Climate Change, Extreme Heat and Health | SMCC Backgrounder

  There is no denying it and no doubt about it: our planet is warming and climate change is well underway, around the world and right here in Canada. And extreme heat events are one of the consequences. Periods of extreme heat are uncomfortable, but they can also exacerbate existing health conditions, such as asthma, and […]

Latest news

Canadian flag indicates Canadian content, e.g., at least one Canadian co-author on the publication.

Eliminating tax on private land could help meet Canadian conservation targets

Shifting property tax from private land with high conservation value to regions with lower conservation value could help the Canadian government meet its conservation targets – without taking a hit to tax revenue. A new study paper explores the concept of such “tax-shifting” as a way to maximize the efficiency of conservation investments in highly […]

Image via Pixabay CC0

Want to make the right moral judgment? Ask your right brain

A new split-brain study reveals a clearer picture about the areas of the brain that play a role in complex reasoning, such as moral judgment. Historically, studying split-brain patients—those whose corpus callosum has been severed, effectively reducing communication between right and left hemispheres of the brain—has allowed researchers to gain greater insight into specific areas […]

Image via Pixabay CC0

Limiting residency hours may not be beneficial for aspiring surgeons

In the past 15 years, there’s been a move to reduce the number of hours doctors spend on shift in the residency phase of their training, with the intention to improve patient safety and the doctors’ work-life balance. However, a recent review study suggests that such measures aren’t beneficial across the different specialties – in […]

In this model, based on an inkjet printer and enlarged models of spores, a high-speed camera shows how spores use the physics of merging droplets to uniformly launch themselves out into the world
(Image by Chuan-Hua Chen, Duke University)

How fungal spores harness water droplets to travel

Fungal spores spread by hitching a ride on other animals or travelling on their own. In one of the methods, the spore is picked up by a water droplet, which is then propelled upwards. Exactly how this is done has been a mystery to scientists – until now. A new paper describes how two different-sized water droplets […]
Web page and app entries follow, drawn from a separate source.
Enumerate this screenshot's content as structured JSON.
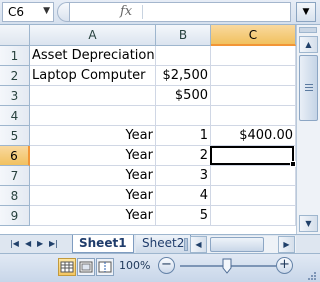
{
  "formula_bar": {
    "name_box": "C6",
    "fx_label": "fx",
    "formula": ""
  },
  "columns": [
    "A",
    "B",
    "C"
  ],
  "selected_column": "C",
  "rows": [
    {
      "num": "1",
      "a": "Asset Depreciation",
      "b": "",
      "c": ""
    },
    {
      "num": "2",
      "a": "Laptop Computer",
      "b": "$2,500",
      "c": ""
    },
    {
      "num": "3",
      "a": "",
      "b": "$500",
      "c": ""
    },
    {
      "num": "4",
      "a": "",
      "b": "",
      "c": ""
    },
    {
      "num": "5",
      "a": "Year",
      "b": "1",
      "c": "$400.00"
    },
    {
      "num": "6",
      "a": "Year",
      "b": "2",
      "c": ""
    },
    {
      "num": "7",
      "a": "Year",
      "b": "3",
      "c": ""
    },
    {
      "num": "8",
      "a": "Year",
      "b": "4",
      "c": ""
    },
    {
      "num": "9",
      "a": "Year",
      "b": "5",
      "c": ""
    }
  ],
  "selected_row": "6",
  "sheet_tabs": {
    "active": "Sheet1",
    "other": "Sheet2"
  },
  "status_bar": {
    "zoom": "100%",
    "zoom_out": "−",
    "zoom_in": "+"
  },
  "icons": {
    "name_dropdown": "chevron-down-icon",
    "expand": "double-chevron-down-icon"
  }
}
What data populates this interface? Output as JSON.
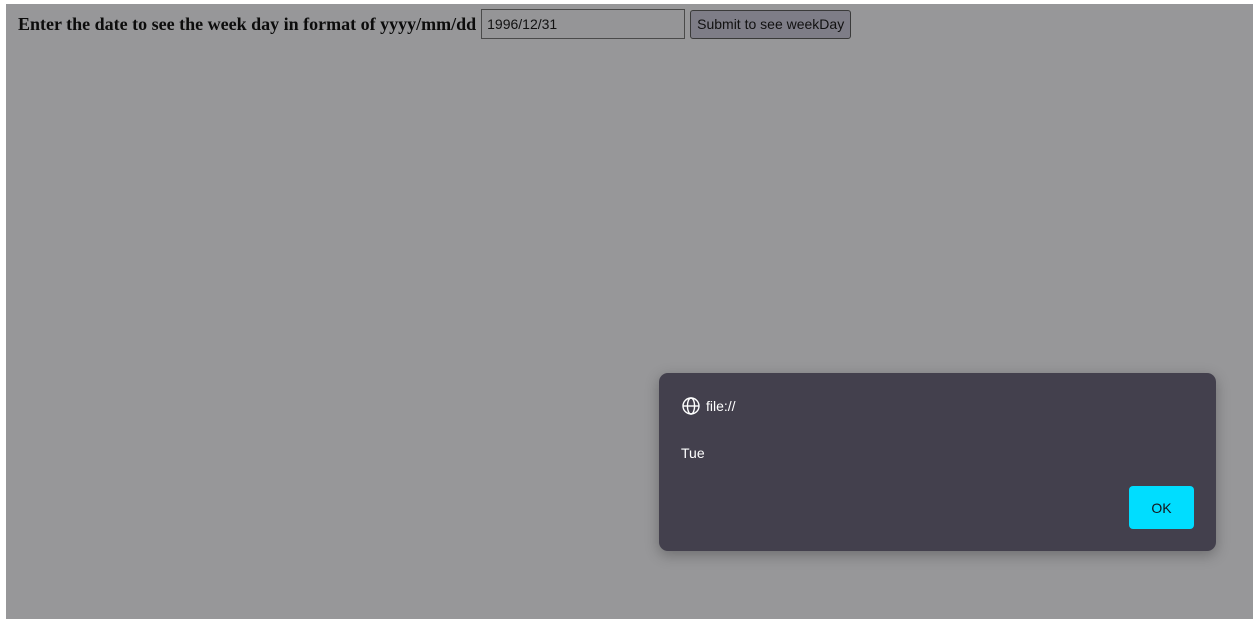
{
  "form": {
    "prompt_text": "Enter the date to see the week day in format of yyyy/mm/dd",
    "date_value": "1996/12/31",
    "submit_label": "Submit to see weekDay"
  },
  "alert": {
    "origin": "file://",
    "origin_icon": "globe-icon",
    "message": "Tue",
    "ok_label": "OK",
    "accent_color": "#00ddff"
  }
}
8 ways to safeguard scientific integrity in policy-making

In order for government bodies to make informed, science-based decisions, open and honest communication has to exist – both among the scientists consulting key decision-makers, and in the government scientists’ communication to the public and media. A new paper outlines how such scientific integrity is currently under threat in Canada, Australia and the US, and how these […]

Biobanks are going to great lengths to gather human tissues, but there are still questions over whether the consent process is adequate.
(Sean Caulfield *Virus #2*, silkscreen and digital on drafting film and paper, 24)
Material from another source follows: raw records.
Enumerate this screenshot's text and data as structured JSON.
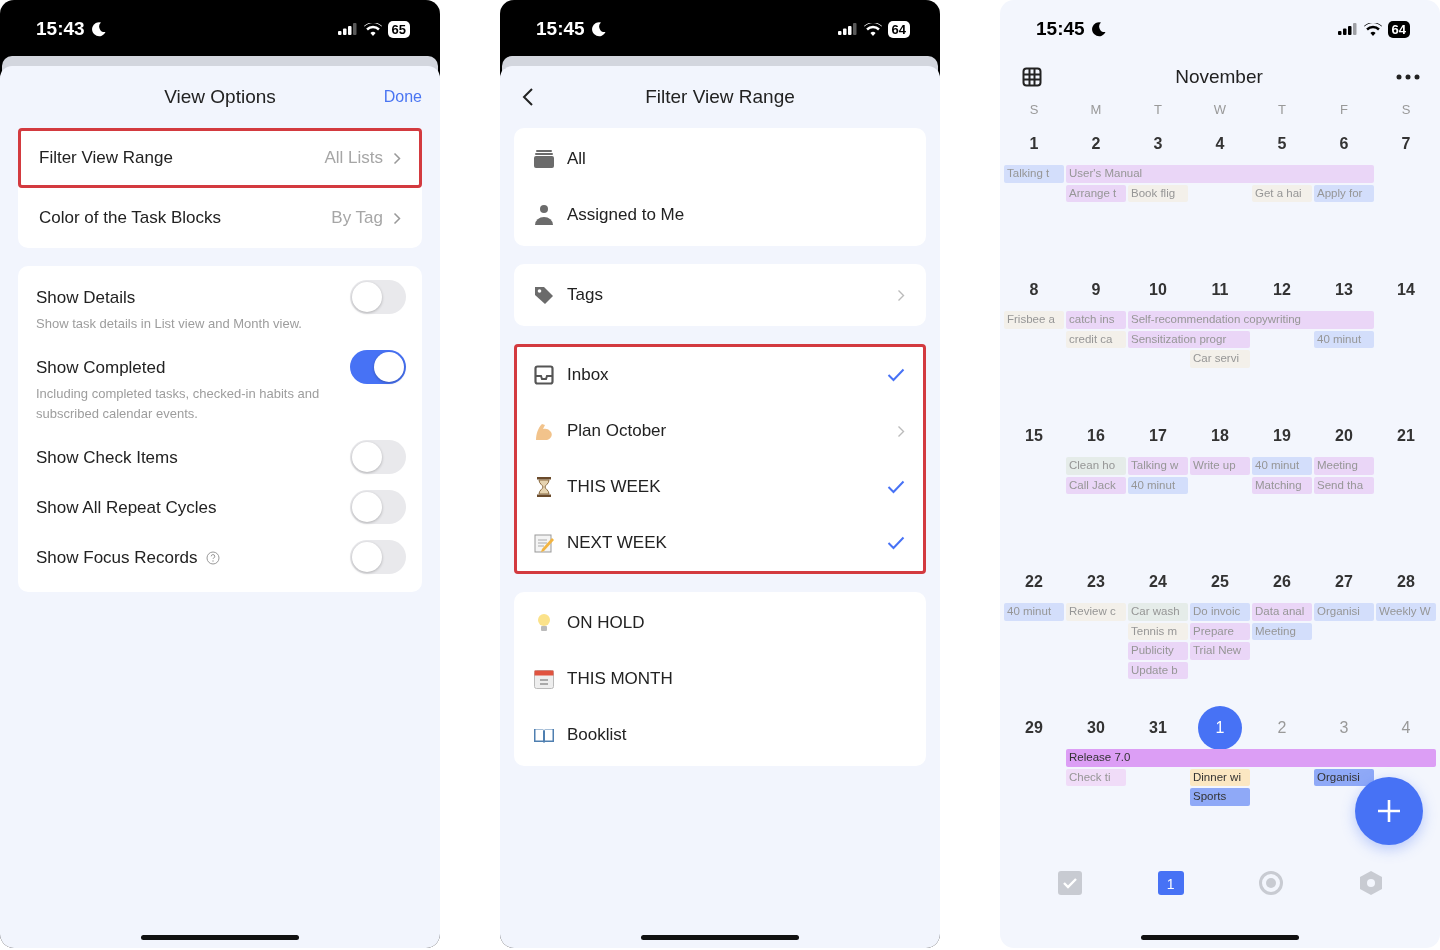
{
  "view_options": {
    "status_bar": {
      "time": "15:43",
      "battery": "65"
    },
    "title": "View Options",
    "done": "Done",
    "nav_rows": [
      {
        "label": "Filter View Range",
        "value": "All Lists",
        "highlighted": true
      },
      {
        "label": "Color of the Task Blocks",
        "value": "By Tag",
        "highlighted": false
      }
    ],
    "toggles": [
      {
        "label": "Show Details",
        "description": "Show task details in List view and Month view.",
        "on": false,
        "help": false
      },
      {
        "label": "Show Completed",
        "description": "Including completed tasks, checked-in habits and subscribed calendar events.",
        "on": true,
        "help": false
      },
      {
        "label": "Show Check Items",
        "on": false,
        "help": false
      },
      {
        "label": "Show All Repeat Cycles",
        "on": false,
        "help": false
      },
      {
        "label": "Show Focus Records",
        "on": false,
        "help": true
      }
    ]
  },
  "filter_view_range": {
    "status_bar": {
      "time": "15:45",
      "battery": "64"
    },
    "title": "Filter View Range",
    "groups": [
      {
        "highlighted": false,
        "items": [
          {
            "label": "All",
            "kind": "stack",
            "expandable": false,
            "selected": false
          },
          {
            "label": "Assigned to Me",
            "kind": "person",
            "expandable": false,
            "selected": false
          }
        ]
      },
      {
        "highlighted": false,
        "items": [
          {
            "label": "Tags",
            "kind": "tag",
            "expandable": true,
            "selected": false
          }
        ]
      },
      {
        "highlighted": true,
        "items": [
          {
            "label": "Inbox",
            "kind": "inbox",
            "expandable": false,
            "selected": true
          },
          {
            "label": "Plan October",
            "kind": "arm",
            "expandable": true,
            "selected": false
          },
          {
            "label": "THIS WEEK",
            "kind": "hourglass",
            "expandable": false,
            "selected": true
          },
          {
            "label": "NEXT WEEK",
            "kind": "memo",
            "expandable": false,
            "selected": true
          }
        ]
      },
      {
        "highlighted": false,
        "items": [
          {
            "label": "ON HOLD",
            "kind": "bulb",
            "expandable": false,
            "selected": false
          },
          {
            "label": "THIS MONTH",
            "kind": "calendar",
            "expandable": false,
            "selected": false
          },
          {
            "label": "Booklist",
            "kind": "book",
            "expandable": false,
            "selected": false
          }
        ]
      }
    ]
  },
  "calendar": {
    "status_bar": {
      "time": "15:45",
      "battery": "64"
    },
    "month": "November",
    "weekdays": [
      "S",
      "M",
      "T",
      "W",
      "T",
      "F",
      "S"
    ],
    "weeks": [
      {
        "days": [
          {
            "label": "1",
            "muted": false,
            "today": false
          },
          {
            "label": "2",
            "muted": false,
            "today": false
          },
          {
            "label": "3",
            "muted": false,
            "today": false
          },
          {
            "label": "4",
            "muted": false,
            "today": false
          },
          {
            "label": "5",
            "muted": false,
            "today": false
          },
          {
            "label": "6",
            "muted": false,
            "today": false
          },
          {
            "label": "7",
            "muted": false,
            "today": false
          }
        ],
        "lanes": [
          [
            {
              "kind": "event",
              "title": "Talking t",
              "color": "#d3defb",
              "completed": true
            },
            {
              "kind": "event",
              "title": "User's Manual",
              "color": "#ead6f7",
              "completed": true
            },
            {
              "kind": "continued"
            },
            {
              "kind": "continued"
            },
            {
              "kind": "continued"
            },
            {
              "kind": "continued"
            },
            {
              "kind": "empty"
            }
          ],
          [
            {
              "kind": "empty"
            },
            {
              "kind": "event",
              "title": "Arrange t",
              "color": "#ead6f7",
              "completed": true
            },
            {
              "kind": "event",
              "title": "Book flig",
              "color": "#f3f0ea",
              "completed": true
            },
            {
              "kind": "empty"
            },
            {
              "kind": "event",
              "title": "Get a hai",
              "color": "#f3f0ea",
              "completed": true
            },
            {
              "kind": "event",
              "title": "Apply for",
              "color": "#d3defb",
              "completed": true
            },
            {
              "kind": "empty"
            }
          ]
        ]
      },
      {
        "days": [
          {
            "label": "8",
            "muted": false,
            "today": false
          },
          {
            "label": "9",
            "muted": false,
            "today": false
          },
          {
            "label": "10",
            "muted": false,
            "today": false
          },
          {
            "label": "11",
            "muted": false,
            "today": false
          },
          {
            "label": "12",
            "muted": false,
            "today": false
          },
          {
            "label": "13",
            "muted": false,
            "today": false
          },
          {
            "label": "14",
            "muted": false,
            "today": false
          }
        ],
        "lanes": [
          [
            {
              "kind": "event",
              "title": "Frisbee a",
              "color": "#f3f0ea",
              "completed": true
            },
            {
              "kind": "event",
              "title": "catch ins",
              "color": "#ead6f7",
              "completed": true
            },
            {
              "kind": "event",
              "title": "Self-recommendation copywriting",
              "color": "#ead6f7",
              "completed": true
            },
            {
              "kind": "continued"
            },
            {
              "kind": "continued"
            },
            {
              "kind": "continued"
            },
            {
              "kind": "empty"
            }
          ],
          [
            {
              "kind": "empty"
            },
            {
              "kind": "event",
              "title": "credit ca",
              "color": "#f3f0ea",
              "completed": true
            },
            {
              "kind": "event",
              "title": "Sensitization progr",
              "color": "#ead6f7",
              "completed": true
            },
            {
              "kind": "continued"
            },
            {
              "kind": "empty"
            },
            {
              "kind": "event",
              "title": "40 minut",
              "color": "#d3defb",
              "completed": true
            },
            {
              "kind": "empty"
            }
          ],
          [
            {
              "kind": "empty"
            },
            {
              "kind": "empty"
            },
            {
              "kind": "empty"
            },
            {
              "kind": "event",
              "title": "Car servi",
              "color": "#f3f0ea",
              "completed": true
            },
            {
              "kind": "empty"
            },
            {
              "kind": "empty"
            },
            {
              "kind": "empty"
            }
          ]
        ]
      },
      {
        "days": [
          {
            "label": "15",
            "muted": false,
            "today": false
          },
          {
            "label": "16",
            "muted": false,
            "today": false
          },
          {
            "label": "17",
            "muted": false,
            "today": false
          },
          {
            "label": "18",
            "muted": false,
            "today": false
          },
          {
            "label": "19",
            "muted": false,
            "today": false
          },
          {
            "label": "20",
            "muted": false,
            "today": false
          },
          {
            "label": "21",
            "muted": false,
            "today": false
          }
        ],
        "lanes": [
          [
            {
              "kind": "empty"
            },
            {
              "kind": "event",
              "title": "Clean ho",
              "color": "#e5ece9",
              "completed": true
            },
            {
              "kind": "event",
              "title": "Talking w",
              "color": "#ead6f7",
              "completed": true
            },
            {
              "kind": "event",
              "title": "Write up",
              "color": "#ead6f7",
              "completed": true
            },
            {
              "kind": "event",
              "title": "40 minut",
              "color": "#d3defb",
              "completed": true
            },
            {
              "kind": "event",
              "title": "Meeting",
              "color": "#ead6f7",
              "completed": true
            },
            {
              "kind": "empty"
            }
          ],
          [
            {
              "kind": "empty"
            },
            {
              "kind": "event",
              "title": "Call Jack",
              "color": "#ead6f7",
              "completed": true
            },
            {
              "kind": "event",
              "title": "40 minut",
              "color": "#d3defb",
              "completed": true
            },
            {
              "kind": "empty"
            },
            {
              "kind": "event",
              "title": "Matching",
              "color": "#ead6f7",
              "completed": true
            },
            {
              "kind": "event",
              "title": "Send tha",
              "color": "#ead6f7",
              "completed": true
            },
            {
              "kind": "empty"
            }
          ]
        ]
      },
      {
        "days": [
          {
            "label": "22",
            "muted": false,
            "today": false
          },
          {
            "label": "23",
            "muted": false,
            "today": false
          },
          {
            "label": "24",
            "muted": false,
            "today": false
          },
          {
            "label": "25",
            "muted": false,
            "today": false
          },
          {
            "label": "26",
            "muted": false,
            "today": false
          },
          {
            "label": "27",
            "muted": false,
            "today": false
          },
          {
            "label": "28",
            "muted": false,
            "today": false
          }
        ],
        "lanes": [
          [
            {
              "kind": "event",
              "title": "40 minut",
              "color": "#d3defb",
              "completed": true
            },
            {
              "kind": "event",
              "title": "Review c",
              "color": "#f3f0ea",
              "completed": true
            },
            {
              "kind": "event",
              "title": "Car wash",
              "color": "#e5ece9",
              "completed": true
            },
            {
              "kind": "event",
              "title": "Do invoic",
              "color": "#d3defb",
              "completed": true
            },
            {
              "kind": "event",
              "title": "Data anal",
              "color": "#ead6f7",
              "completed": true
            },
            {
              "kind": "event",
              "title": "Organisi",
              "color": "#d3defb",
              "completed": true
            },
            {
              "kind": "event",
              "title": "Weekly W",
              "color": "#d3defb",
              "completed": true
            }
          ],
          [
            {
              "kind": "empty"
            },
            {
              "kind": "empty"
            },
            {
              "kind": "event",
              "title": "Tennis m",
              "color": "#f3f0ea",
              "completed": true
            },
            {
              "kind": "event",
              "title": "Prepare",
              "color": "#ead6f7",
              "completed": true
            },
            {
              "kind": "event",
              "title": "Meeting",
              "color": "#d3defb",
              "completed": true
            },
            {
              "kind": "empty"
            },
            {
              "kind": "empty"
            }
          ],
          [
            {
              "kind": "empty"
            },
            {
              "kind": "empty"
            },
            {
              "kind": "event",
              "title": "Publicity",
              "color": "#ead6f7",
              "completed": true
            },
            {
              "kind": "event",
              "title": "Trial New",
              "color": "#ead6f7",
              "completed": true
            },
            {
              "kind": "empty"
            },
            {
              "kind": "empty"
            },
            {
              "kind": "empty"
            }
          ],
          [
            {
              "kind": "empty"
            },
            {
              "kind": "empty"
            },
            {
              "kind": "event",
              "title": "Update b",
              "color": "#ead6f7",
              "completed": true
            },
            {
              "kind": "empty"
            },
            {
              "kind": "empty"
            },
            {
              "kind": "empty"
            },
            {
              "kind": "empty"
            }
          ]
        ]
      },
      {
        "days": [
          {
            "label": "29",
            "muted": false,
            "today": false
          },
          {
            "label": "30",
            "muted": false,
            "today": false
          },
          {
            "label": "31",
            "muted": false,
            "today": false
          },
          {
            "label": "1",
            "muted": false,
            "today": true
          },
          {
            "label": "2",
            "muted": true,
            "today": false
          },
          {
            "label": "3",
            "muted": true,
            "today": false
          },
          {
            "label": "4",
            "muted": true,
            "today": false
          }
        ],
        "lanes": [
          [
            {
              "kind": "empty"
            },
            {
              "kind": "event",
              "title": "Release 7.0",
              "color": "#dc9ef5",
              "completed": false
            },
            {
              "kind": "continued"
            },
            {
              "kind": "continued"
            },
            {
              "kind": "continued"
            },
            {
              "kind": "continued"
            },
            {
              "kind": "continued"
            }
          ],
          [
            {
              "kind": "empty"
            },
            {
              "kind": "event",
              "title": "Check ti",
              "color": "#f0dcf8",
              "completed": true
            },
            {
              "kind": "empty"
            },
            {
              "kind": "event",
              "title": "Dinner wi",
              "color": "#fbe7c2",
              "completed": false
            },
            {
              "kind": "empty"
            },
            {
              "kind": "event",
              "title": "Organisi",
              "color": "#8fa9f7",
              "completed": false
            },
            {
              "kind": "empty"
            }
          ],
          [
            {
              "kind": "empty"
            },
            {
              "kind": "empty"
            },
            {
              "kind": "empty"
            },
            {
              "kind": "event",
              "title": "Sports",
              "color": "#8fa9f7",
              "completed": false
            },
            {
              "kind": "empty"
            },
            {
              "kind": "empty"
            },
            {
              "kind": "empty"
            }
          ]
        ]
      }
    ],
    "tabs": [
      {
        "kind": "check",
        "selected": false
      },
      {
        "kind": "calendar",
        "label": "1",
        "selected": true
      },
      {
        "kind": "target",
        "selected": false
      },
      {
        "kind": "hexagon",
        "selected": false
      }
    ]
  }
}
Health law experts call for better policy around biobanks

The international health community has seen a lot of progress in the collection and storage of health data and tissue samples, but there is still work to be done regarding consent and ownership rights. Health law researchers say that current biorepository structures such as UK Biobank and the US Precision Medicine Initiative, which have been proliferating over […]

Biodiversity in shallow Arctic lakes

Shallow Arctic lakes that remain unfrozen throughout the year contain more diverse biofilms than lakes that freeze up for a period of time, a new study has found. Researchers analyzed the genetic material of biofilm—which is a group of microorganisms that stick to one another, forming a so-called “microbial mat” on the surface of a lake—in […]

Underground fungi network helps forests spread farther

Forests that are facing the dangers of disappearing from the effects of climate change might have an unlikely ally: ancient underground fungi. A recently published paper puts forward a theory called the “paleosymbiosis hypothesis,” which states that tree roots can activate an underground fungal network that has laid dormant for millennia. These fungi could helping […]

Oiled pelicans came onshore in Louisiana in 2007. (Image by Louisiana GOHSEP via Flickr CC BY 2.0 SA)

A drop of oil slows down seabird flight

Even the smallest amount of oil can disrupt the delicate mechanisms behind the flight of seabirds, a new study suggests. Crude oil on the feathers of waterfowl significantly increase the amount of energy the birds have to spend in order to fly, making the birds’ wings and bodies less aerodynamic. Researchers trained wild western sandpipers […]

Worker honeybees in a hive at York University (Image via YorkU)

Neonic pesticides increase mortality rates among worker and queen honey bees

First-ever study using realistic field doses of neonicotinoid pesticides has confirmed their deadly effects on honey bee populations. Researchers have quantified the length and magnitude of pesticide exposure in Canada’s cornfields, and mimicked the exposure in a lab setting. They found that the lifespans of worker and queen honey bees are cut by 23% after […]

© 2017 Science Media Centre of Canada All rights reserved. | Powered by WordPress
Theme created by @julienrenaux